What we have ensured is that our proposals are costed and affordable – including the repayment of these funds. Assuming we carry on making cash surpluses of approximately £15m for another 20 years, total accumulated surplus would reach approximately £380m over 25 years. This would be enough to pay back the original bond and new borrowings of £200m but is subject to the Proposition being agreed to enable General Revenue to be used to cover borrowing costs as the conditions of the bond does not currently permit this.
Sir, to conclude, the Government Work Plan has the wellbeing of our Islanders and our Islands at its heart. Despite the short timescale in which it has been developed, it has been very carefully crafted to provide for recovery, sustainability and resilience across the board, and it features phased actions that support, complement or enable one another to best drive the outcomes this Assembly has already determined. The whole of this Plan is greater than the sum of its parts. And it is phased in such a way to make best use of the States’ resources.
Last week I spoke about squaring the circle and how this has been proved to be impossible using a rule and compass. This is one of three classic problems of the ancient Greek world, alongside doubling the cube and trisecting an angle, all of which have proven to be impossible.
But there is another pearl of wisdom that should be added, what I like to call the Gollop Rule, as it is a phrase commonly used by said Deputy and that is you can’t have the penny and the bun.
This plan has been very carefully costed for the next 18 months and estimates for the full political term to help us make the very best decisions we can. There is a contingency to deal with unknown unknowns but it is not generous. This means that any changes made to it will impact the Plan as a whole and, to copy a phrase used by Deputy Trott last term, they won’t be lost in the roundings. So, anything else added in will mean something else has to give.
Sir, I’ll end as I began. The last 16 months have had a huge impact on Islanders in so many different ways. Those with conditions which meant they had to hide away for months before we had a vaccine, businesses who had to close because their customers could not arrive, students who has their university education completely disrupted, teachers who had to completely change their way of working and last but not least, all those who have spent the
last year and a half directly managing the pandemic. No one has been untouched by what has happened.

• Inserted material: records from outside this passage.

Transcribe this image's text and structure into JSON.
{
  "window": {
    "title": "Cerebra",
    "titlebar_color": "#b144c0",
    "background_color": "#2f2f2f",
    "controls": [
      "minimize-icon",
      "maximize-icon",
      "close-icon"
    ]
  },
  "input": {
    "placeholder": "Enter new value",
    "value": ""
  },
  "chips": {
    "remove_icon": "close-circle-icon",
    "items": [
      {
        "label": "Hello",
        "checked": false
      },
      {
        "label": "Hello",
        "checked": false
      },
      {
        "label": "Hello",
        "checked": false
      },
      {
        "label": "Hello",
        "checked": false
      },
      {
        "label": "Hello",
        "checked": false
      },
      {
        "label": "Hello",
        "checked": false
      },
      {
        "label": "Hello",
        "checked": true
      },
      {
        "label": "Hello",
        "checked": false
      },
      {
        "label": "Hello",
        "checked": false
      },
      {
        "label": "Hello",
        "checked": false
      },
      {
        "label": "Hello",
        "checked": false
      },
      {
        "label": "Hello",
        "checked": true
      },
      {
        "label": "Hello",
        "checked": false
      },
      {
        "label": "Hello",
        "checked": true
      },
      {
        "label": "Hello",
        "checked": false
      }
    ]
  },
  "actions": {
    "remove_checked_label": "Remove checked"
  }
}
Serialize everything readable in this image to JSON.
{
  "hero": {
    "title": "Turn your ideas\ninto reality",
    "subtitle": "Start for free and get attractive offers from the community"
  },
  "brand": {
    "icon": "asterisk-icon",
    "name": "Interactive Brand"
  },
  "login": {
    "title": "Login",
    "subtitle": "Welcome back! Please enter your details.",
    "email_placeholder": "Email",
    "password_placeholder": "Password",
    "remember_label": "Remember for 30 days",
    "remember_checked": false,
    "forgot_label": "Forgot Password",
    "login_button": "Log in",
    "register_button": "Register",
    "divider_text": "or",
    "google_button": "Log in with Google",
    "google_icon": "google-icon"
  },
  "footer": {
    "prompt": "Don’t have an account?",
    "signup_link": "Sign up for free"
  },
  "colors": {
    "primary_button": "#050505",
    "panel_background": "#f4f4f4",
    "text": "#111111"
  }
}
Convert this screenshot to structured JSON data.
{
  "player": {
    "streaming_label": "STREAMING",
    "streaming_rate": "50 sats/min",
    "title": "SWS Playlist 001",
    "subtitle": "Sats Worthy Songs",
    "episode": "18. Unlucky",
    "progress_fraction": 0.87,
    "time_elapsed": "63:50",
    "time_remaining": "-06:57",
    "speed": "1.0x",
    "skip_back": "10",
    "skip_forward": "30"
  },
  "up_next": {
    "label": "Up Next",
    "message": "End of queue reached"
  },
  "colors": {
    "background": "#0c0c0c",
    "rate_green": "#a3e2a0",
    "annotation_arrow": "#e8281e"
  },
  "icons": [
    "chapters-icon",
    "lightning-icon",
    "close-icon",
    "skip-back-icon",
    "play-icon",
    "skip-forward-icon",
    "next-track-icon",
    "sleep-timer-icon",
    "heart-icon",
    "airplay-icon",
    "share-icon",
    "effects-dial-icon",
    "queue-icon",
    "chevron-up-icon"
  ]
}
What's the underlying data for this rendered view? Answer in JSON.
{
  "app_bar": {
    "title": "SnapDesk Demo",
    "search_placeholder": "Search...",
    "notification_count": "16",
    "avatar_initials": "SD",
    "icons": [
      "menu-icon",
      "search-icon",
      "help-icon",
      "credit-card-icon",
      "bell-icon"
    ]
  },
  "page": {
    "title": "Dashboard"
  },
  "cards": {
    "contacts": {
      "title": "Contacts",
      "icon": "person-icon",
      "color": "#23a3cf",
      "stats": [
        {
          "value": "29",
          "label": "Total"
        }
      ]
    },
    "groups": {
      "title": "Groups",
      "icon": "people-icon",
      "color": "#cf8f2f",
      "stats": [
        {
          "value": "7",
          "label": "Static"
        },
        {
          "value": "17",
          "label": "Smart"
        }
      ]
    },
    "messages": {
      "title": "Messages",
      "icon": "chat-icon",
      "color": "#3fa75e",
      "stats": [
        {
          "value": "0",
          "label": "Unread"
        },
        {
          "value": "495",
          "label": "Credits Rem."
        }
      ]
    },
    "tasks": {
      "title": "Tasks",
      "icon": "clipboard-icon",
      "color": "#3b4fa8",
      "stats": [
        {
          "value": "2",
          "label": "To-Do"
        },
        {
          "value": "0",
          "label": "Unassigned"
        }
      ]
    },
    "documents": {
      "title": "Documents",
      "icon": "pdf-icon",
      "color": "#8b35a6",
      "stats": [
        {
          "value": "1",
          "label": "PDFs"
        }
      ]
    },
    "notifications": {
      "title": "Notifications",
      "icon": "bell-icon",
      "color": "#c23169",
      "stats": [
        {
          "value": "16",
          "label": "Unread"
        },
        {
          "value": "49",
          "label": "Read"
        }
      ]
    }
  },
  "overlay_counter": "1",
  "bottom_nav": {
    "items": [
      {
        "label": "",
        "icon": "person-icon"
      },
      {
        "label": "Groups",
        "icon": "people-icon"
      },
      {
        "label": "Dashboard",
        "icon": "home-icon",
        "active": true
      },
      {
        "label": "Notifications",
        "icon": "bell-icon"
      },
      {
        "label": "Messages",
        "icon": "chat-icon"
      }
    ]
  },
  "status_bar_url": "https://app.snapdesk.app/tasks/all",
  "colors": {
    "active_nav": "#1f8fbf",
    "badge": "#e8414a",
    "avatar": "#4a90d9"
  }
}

We owe it to all our Islanders to come together and deliver what they need. The Committee is confident that we have collectively arrived at the right Plan for Guernsey at this moment in time. It takes action, it will boost Islanders and the Island itself, and it lays the groundwork for our collective, bright future.”